Copy every line that contains the string "title" from the entries below.

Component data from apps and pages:
───

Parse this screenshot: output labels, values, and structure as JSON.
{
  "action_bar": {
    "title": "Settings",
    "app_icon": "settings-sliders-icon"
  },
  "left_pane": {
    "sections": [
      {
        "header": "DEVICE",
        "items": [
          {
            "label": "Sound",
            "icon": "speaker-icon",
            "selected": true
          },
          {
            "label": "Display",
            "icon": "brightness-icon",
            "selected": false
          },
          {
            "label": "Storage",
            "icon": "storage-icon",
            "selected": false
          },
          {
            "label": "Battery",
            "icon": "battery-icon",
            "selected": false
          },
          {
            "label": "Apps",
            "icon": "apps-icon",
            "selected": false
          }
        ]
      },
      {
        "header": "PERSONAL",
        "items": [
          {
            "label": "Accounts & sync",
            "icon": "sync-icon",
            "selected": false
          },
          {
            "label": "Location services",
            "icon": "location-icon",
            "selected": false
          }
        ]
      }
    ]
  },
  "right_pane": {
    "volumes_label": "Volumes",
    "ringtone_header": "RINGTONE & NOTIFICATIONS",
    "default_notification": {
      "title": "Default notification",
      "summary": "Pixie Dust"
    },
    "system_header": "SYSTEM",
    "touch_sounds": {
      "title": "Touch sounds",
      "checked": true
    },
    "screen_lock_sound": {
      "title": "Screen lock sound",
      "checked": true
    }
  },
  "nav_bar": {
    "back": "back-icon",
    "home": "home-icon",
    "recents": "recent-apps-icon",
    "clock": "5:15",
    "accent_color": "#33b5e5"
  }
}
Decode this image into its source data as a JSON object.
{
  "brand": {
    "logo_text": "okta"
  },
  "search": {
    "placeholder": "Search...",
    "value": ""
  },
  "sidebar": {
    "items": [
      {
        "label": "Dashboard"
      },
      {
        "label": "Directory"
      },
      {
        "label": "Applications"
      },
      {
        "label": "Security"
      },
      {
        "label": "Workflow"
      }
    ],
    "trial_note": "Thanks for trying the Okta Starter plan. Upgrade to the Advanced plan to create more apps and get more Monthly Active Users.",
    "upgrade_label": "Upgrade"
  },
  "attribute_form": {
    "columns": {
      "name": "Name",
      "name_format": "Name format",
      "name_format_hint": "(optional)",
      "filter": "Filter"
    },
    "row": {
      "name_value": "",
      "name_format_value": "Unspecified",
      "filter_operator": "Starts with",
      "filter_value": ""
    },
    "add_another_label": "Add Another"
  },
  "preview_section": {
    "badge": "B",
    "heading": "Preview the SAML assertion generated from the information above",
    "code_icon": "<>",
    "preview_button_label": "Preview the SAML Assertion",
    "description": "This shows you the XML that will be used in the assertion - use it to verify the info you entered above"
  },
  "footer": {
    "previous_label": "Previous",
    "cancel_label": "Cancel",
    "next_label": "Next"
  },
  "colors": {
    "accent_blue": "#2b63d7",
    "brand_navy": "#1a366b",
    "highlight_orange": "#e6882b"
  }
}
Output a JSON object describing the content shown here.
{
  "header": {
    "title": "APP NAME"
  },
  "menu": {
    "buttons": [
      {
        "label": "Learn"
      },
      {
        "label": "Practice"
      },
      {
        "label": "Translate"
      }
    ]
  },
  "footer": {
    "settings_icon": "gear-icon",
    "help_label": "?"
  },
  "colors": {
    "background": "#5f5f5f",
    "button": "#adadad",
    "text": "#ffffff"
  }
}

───

(Task result):
    "title": "Settings",
      "title": "Default notification",
      "title": "Touch sounds",
      "title": "Screen lock sound",
    "title": "APP NAME"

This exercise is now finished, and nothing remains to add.